Sure, there are many great examples in the industry of cases where crowdsourcing is beneficial. But what seems to stand out in these positive attributions to crowdsourcing are:
  • Clearly defining who the “crowd” is.
  • Clearly defining and properly managing the derivatives of the crowdsourcing so they are incorporated, rejected, or used as a further springboard.
  • Recognizing the contributions.

My greatest personal concern is: what are the parameters of intellectual property when we participate in crowdsourcing? Do we as contributors (especially the public at large) give up our right or do the corporations automatically own it? Who gets the rights to the “next best-thing-next-to-sliced-bread”?


Tuesday, September 20, 2011

New Beginnings

I initially started a blog elsewhere but after much deliberation, I have decided to be more vigilant in concealing my identity in order to protect my family.
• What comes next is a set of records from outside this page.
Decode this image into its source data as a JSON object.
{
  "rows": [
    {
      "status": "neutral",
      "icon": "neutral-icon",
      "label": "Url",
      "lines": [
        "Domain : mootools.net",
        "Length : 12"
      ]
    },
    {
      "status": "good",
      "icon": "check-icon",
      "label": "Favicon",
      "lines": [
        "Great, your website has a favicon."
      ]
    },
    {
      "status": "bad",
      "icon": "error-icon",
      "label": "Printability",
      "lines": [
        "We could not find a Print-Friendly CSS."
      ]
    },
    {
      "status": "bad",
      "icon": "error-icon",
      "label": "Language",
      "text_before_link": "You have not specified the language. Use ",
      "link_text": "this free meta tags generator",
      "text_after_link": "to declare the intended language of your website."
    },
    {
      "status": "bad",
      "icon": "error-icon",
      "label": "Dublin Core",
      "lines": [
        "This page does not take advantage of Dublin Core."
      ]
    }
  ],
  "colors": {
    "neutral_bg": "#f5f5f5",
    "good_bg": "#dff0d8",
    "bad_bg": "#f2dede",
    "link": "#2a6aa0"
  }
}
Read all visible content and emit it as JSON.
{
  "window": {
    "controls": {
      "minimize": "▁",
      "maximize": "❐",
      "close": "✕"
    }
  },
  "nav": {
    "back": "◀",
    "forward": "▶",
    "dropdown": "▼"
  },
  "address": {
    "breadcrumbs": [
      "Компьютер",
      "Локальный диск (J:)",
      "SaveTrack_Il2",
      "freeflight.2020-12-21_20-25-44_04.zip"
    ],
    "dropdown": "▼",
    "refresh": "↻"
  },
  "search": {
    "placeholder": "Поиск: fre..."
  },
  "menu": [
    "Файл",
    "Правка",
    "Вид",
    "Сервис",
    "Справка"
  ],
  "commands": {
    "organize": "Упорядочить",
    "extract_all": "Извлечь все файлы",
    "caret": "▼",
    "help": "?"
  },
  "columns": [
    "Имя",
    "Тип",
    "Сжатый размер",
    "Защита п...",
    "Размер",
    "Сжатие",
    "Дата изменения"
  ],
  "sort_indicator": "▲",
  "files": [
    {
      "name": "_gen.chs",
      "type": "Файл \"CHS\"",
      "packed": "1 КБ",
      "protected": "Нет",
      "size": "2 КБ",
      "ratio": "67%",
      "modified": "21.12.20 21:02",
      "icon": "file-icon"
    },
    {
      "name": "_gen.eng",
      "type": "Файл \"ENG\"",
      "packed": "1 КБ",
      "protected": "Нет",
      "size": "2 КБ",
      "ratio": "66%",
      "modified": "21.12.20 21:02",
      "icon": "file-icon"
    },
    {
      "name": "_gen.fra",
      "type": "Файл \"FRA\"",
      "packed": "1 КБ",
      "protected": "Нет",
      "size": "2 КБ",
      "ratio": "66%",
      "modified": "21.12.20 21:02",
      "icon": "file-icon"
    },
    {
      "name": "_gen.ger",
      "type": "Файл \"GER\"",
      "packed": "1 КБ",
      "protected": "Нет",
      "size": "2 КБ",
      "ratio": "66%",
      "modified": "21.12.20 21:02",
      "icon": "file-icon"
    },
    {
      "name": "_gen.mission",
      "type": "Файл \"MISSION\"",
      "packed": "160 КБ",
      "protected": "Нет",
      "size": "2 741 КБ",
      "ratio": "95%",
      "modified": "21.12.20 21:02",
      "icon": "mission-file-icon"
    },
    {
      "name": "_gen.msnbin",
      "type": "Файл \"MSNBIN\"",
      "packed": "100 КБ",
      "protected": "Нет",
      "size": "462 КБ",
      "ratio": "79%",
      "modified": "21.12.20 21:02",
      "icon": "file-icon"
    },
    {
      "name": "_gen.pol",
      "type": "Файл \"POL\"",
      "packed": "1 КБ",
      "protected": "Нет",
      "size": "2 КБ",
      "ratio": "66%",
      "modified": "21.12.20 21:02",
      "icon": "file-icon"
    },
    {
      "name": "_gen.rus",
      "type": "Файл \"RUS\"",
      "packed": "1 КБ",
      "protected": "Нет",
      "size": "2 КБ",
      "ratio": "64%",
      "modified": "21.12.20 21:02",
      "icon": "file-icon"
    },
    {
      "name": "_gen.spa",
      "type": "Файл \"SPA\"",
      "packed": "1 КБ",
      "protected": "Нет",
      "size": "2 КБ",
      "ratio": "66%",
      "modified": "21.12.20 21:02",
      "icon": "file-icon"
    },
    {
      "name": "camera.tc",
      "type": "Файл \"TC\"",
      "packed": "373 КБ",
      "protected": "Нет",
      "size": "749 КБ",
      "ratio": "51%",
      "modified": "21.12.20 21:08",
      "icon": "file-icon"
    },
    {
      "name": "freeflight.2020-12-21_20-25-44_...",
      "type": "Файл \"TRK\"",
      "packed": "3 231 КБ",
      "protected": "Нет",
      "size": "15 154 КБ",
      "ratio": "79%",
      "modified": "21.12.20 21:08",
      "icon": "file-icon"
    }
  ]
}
I will follow-up later on this decision in a subsequent blog but for now, here is what I initially wrote on September 13, 2011...

Today is a day of beginnings…
  • I just completed my first synchronous meeting with my professor and peers for the new course at Athabasca University’s (AU) Distance Education program.
  • I began my journey at AU 10 years ago and after a long hiatus, I have decided to return to academia to complete what I started (inspired by a friend working on his MBA and by a mentor who has been bugging me to complete my studies!).
  • I am wrapping my head around reading academic papers rather than business reports.
  • Life-work balance now has a new partner; study-write.
  • I feel both nervous and excited at the student evaluation requirements- peer presentations, ongoing discussions with complete strangers (can introverts become extroverts when hidden behind computer?), and a major research paper.
  • I was disappointed that I would not have an opportunity to pursue an independent study as an elective course but I am now elated with the fact that this AU course is akin to one.
  • I am terrified that there can be so many people (hundreds!) in the same MOOC (Massive Open Online Course) that is the basis for the AU course.
Today is only a beginning. Tomorrow is another day; a day of change. Change is good!



I have created this blog with the express intention to share my ongoing experiences, observations, comments, and thoughtful ramblings as I participate in a unique seminar course as a Distance Education student at Athabasca University.